If you’re a regular reader, you’ll know that Bikerumor is not afraid to cover some weird and wacky stuff. All too often the story goes “I was passionate about _____ and _____, and decided they had to be combined!” which sometimes yields laughable results.
Todd May is an avid golfer and owner of a Florida bike shop called Higher Ground Bicycle Co. While May falls into the ‘combining my hobbies’ category, his idea of bringing a bicycle to your golf game is actually quite feasible: It’s eco-friendly, allows for a quick round of play, and if you’re fit enough to golf you can probably ride a bike (as long as you’re not chasing around the beverage cart too often).
The bike itself is also designed with golf-specific features and accessories that make sense, like wide turf-friendly tires and club carrying pannier bags. Furthermore, there is a potentially huge market for the concept – The Golf Bike is already in use at several golf courses across the USA and Canada…
After several years of development the Golf Bike was featured at the 2013 PGA Show’s Inventor’s Spotlight, where May says the idea was ‘enthusiastically accepted’ by the golf industry. There are several perceivable advantages to players riding the bikes versus walking or renting a golf cart.
First off, May says its quick – the average time it takes to play nine holes on the Golf Bike is an hour and a half, and things can move even faster if two players ride their own bikes instead of sharing a cart. There’s also a few benefits to courses who decide to use them – the bikes are eco-friendly, and presumably much cheaper to maintain than a golf cart. Also, the bike’s wide tires reportedly do less damage to a course than a much heavier, four-wheeled cart. The Golf Bike’s ‘Turfstand’ kickstand even has an oversized foot peg to prevent plugging holes in the ground.
As for on-course etiquette May says Golf Bike riders should treat it like a cart – use the cart paths whenever possible, and stay off the tees and greens.

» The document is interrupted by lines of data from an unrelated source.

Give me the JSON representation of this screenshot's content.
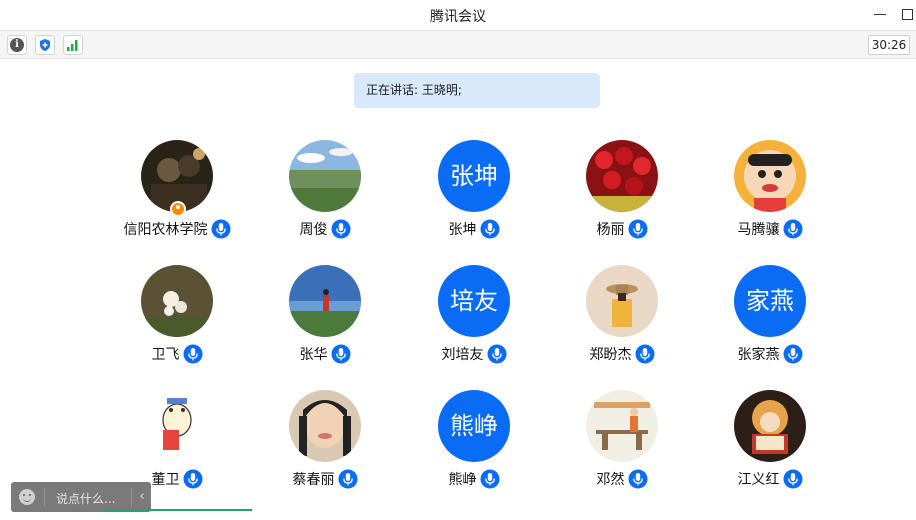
{
  "window": {
    "title": "腾讯会议"
  },
  "toolbar": {
    "icons": [
      "info-icon",
      "security-shield-icon",
      "network-signal-icon"
    ],
    "timer": "30:26"
  },
  "speaker_banner": {
    "text": "正在讲话: 王晓明;"
  },
  "participants": [
    {
      "name": "信阳农林学院",
      "avatar": "photo",
      "host": true
    },
    {
      "name": "周俊",
      "avatar": "photo"
    },
    {
      "name": "张坤",
      "avatar": "text",
      "avatar_text": "张坤"
    },
    {
      "name": "杨丽",
      "avatar": "photo"
    },
    {
      "name": "马腾骧",
      "avatar": "photo"
    },
    {
      "name": "卫飞",
      "avatar": "photo"
    },
    {
      "name": "张华",
      "avatar": "photo"
    },
    {
      "name": "刘培友",
      "avatar": "text",
      "avatar_text": "培友"
    },
    {
      "name": "郑盼杰",
      "avatar": "photo"
    },
    {
      "name": "张家燕",
      "avatar": "text",
      "avatar_text": "家燕"
    },
    {
      "name": "董卫",
      "avatar": "photo"
    },
    {
      "name": "蔡春丽",
      "avatar": "photo"
    },
    {
      "name": "熊峥",
      "avatar": "text",
      "avatar_text": "熊峥"
    },
    {
      "name": "邓然",
      "avatar": "photo"
    },
    {
      "name": "江义红",
      "avatar": "photo"
    }
  ],
  "chat": {
    "placeholder": "说点什么...",
    "collapse_icon": "‹"
  },
  "colors": {
    "accent": "#0a6cf5",
    "banner": "#d9e9fc",
    "host_badge": "#ff8a00",
    "chat_bg": "#7a7a7a"
  }
}
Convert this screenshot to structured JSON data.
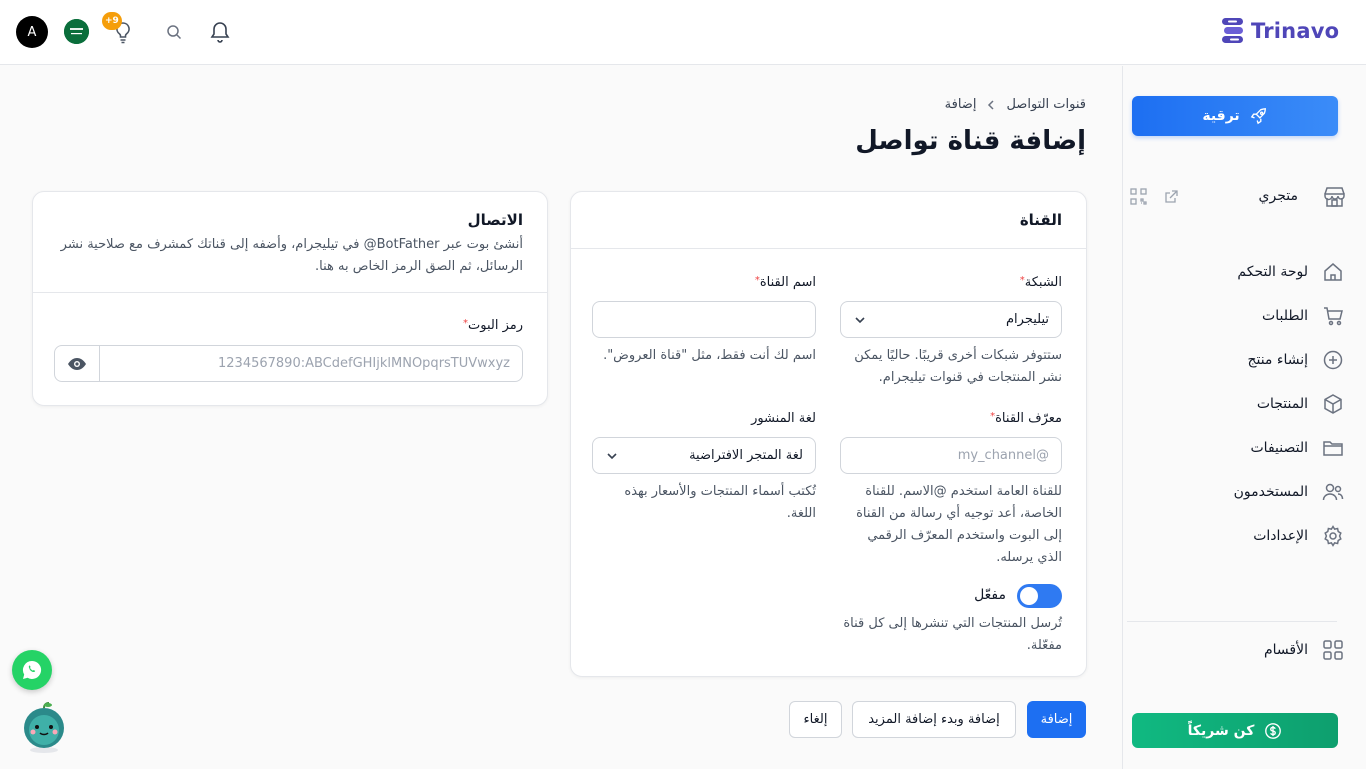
{
  "topbar": {
    "avatar_letter": "A",
    "notification_badge": "+9",
    "logo_text": "Trinavo"
  },
  "sidebar": {
    "upgrade_label": "ترقية",
    "store_label": "متجري",
    "items": [
      {
        "label": "لوحة التحكم",
        "icon": "home-icon"
      },
      {
        "label": "الطلبات",
        "icon": "cart-icon"
      },
      {
        "label": "إنشاء منتج",
        "icon": "plus-circle-icon"
      },
      {
        "label": "المنتجات",
        "icon": "box-icon"
      },
      {
        "label": "التصنيفات",
        "icon": "folder-icon"
      },
      {
        "label": "المستخدمون",
        "icon": "users-icon"
      },
      {
        "label": "الإعدادات",
        "icon": "gear-icon"
      }
    ],
    "sections_label": "الأقسام",
    "partner_label": "كن شريكاً"
  },
  "breadcrumb": {
    "parent": "قنوات التواصل",
    "current": "إضافة"
  },
  "page_title": "إضافة قناة تواصل",
  "channel_card": {
    "title": "القناة",
    "network_label": "الشبكة",
    "network_value": "تيليجرام",
    "network_hint": "ستتوفر شبكات أخرى قريبًا. حاليًا يمكن نشر المنتجات في قنوات تيليجرام.",
    "name_label": "اسم القناة",
    "name_value": "",
    "name_hint": "اسم لك أنت فقط، مثل \"قناة العروض\".",
    "id_label": "معرّف القناة",
    "id_placeholder": "my_channel@",
    "id_hint": "للقناة العامة استخدم @الاسم. للقناة الخاصة، أعد توجيه أي رسالة من القناة إلى البوت واستخدم المعرّف الرقمي الذي يرسله.",
    "language_label": "لغة المنشور",
    "language_value": "لغة المتجر الافتراضية",
    "language_hint": "تُكتب أسماء المنتجات والأسعار بهذه اللغة.",
    "enabled_label": "مفعّل",
    "enabled": true,
    "enabled_hint": "تُرسل المنتجات التي تنشرها إلى كل قناة مفعّلة."
  },
  "connection_card": {
    "title": "الاتصال",
    "description": "أنشئ بوت عبر BotFather@ في تيليجرام، وأضفه إلى قناتك كمشرف مع صلاحية نشر الرسائل، ثم الصق الرمز الخاص به هنا.",
    "token_label": "رمز البوت",
    "token_placeholder": "1234567890:ABCdefGHIjklMNOpqrsTUVwxyz"
  },
  "actions": {
    "add": "إضافة",
    "add_and_more": "إضافة وبدء إضافة المزيد",
    "cancel": "إلغاء"
  },
  "colors": {
    "primary": "#1d6ff2",
    "partner": "#10b981",
    "brand": "#4f46b8",
    "required": "#ef4444"
  }
}
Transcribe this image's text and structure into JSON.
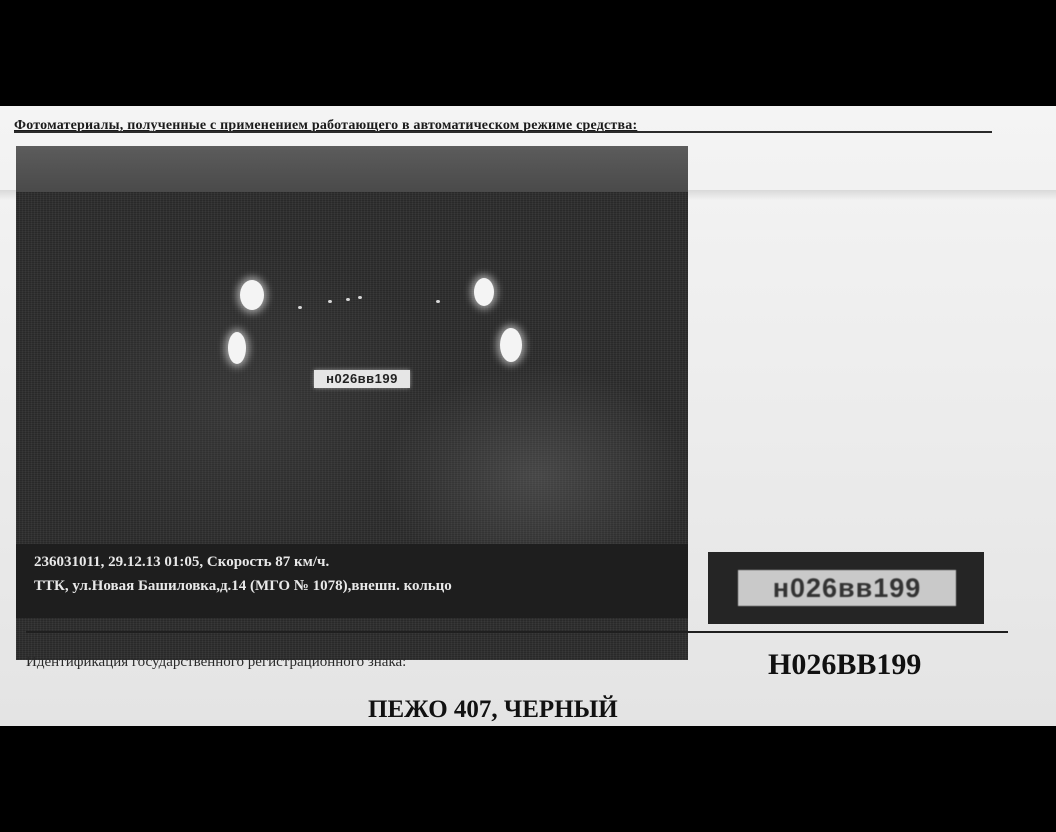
{
  "document": {
    "header": "Фотоматериалы, полученные с применением работающего в автоматическом режиме средства:",
    "photo": {
      "plate_in_photo": "Н026ВВ199",
      "caption_line1": "236031011, 29.12.13 01:05, Скорость 87 км/ч.",
      "caption_line2": "ТТК, ул.Новая Башиловка,д.14 (МГО № 1078),внешн. кольцо"
    },
    "plate_crop": "Н026ВВ199",
    "identification_label": "Идентификация государственного регистрационного знака:",
    "identification_value": "Н026ВВ199",
    "vehicle": "ПЕЖО 407, ЧЕРНЫЙ"
  }
}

The Golf Bike’s frame is made of steel and comes in one size only, which should fit riders between 5’-6’7”. The unisex step-through frame design makes for easy mounting and works well for women playing in golf skirts (or men in kilts, if you’re playing in Scotland). The fork is also steel, and the bike rides on 20” wheels (with 3” tires).
The Golf Bike features a 6-speed Shimano drivetrain controlled by a grip shifter, Tektro V-brakes, and an alloy stem, handlebar, seat post and platform pedals. The cushy gel saddle and riser handlebar should keep riders upright and comfortable, and a chain protector will keep your pants clean.
The Golf Bike’s unique side bags hold up to 14 clubs, plus they have two external net pockets and four zippered pockets for storage. An insulated cooler bag sits between the side bags atop the rear rack, and has its own external pocket for small items. The Golf Bike is no featherweight at 41 lbs complete, but if the concept catches on perhaps we’ll see an aluminum version in the future.
Currently the Golf Bike is selling for an introductory price of $795 USD (full retail will be $995) which includes the rear carrier, side bags, and the insulated cooler bag. Green is your only color choice. The Golf Bike is available online, and can be delivered to your LBS for professional assembly at no extra charge (shipping is also included in the USA).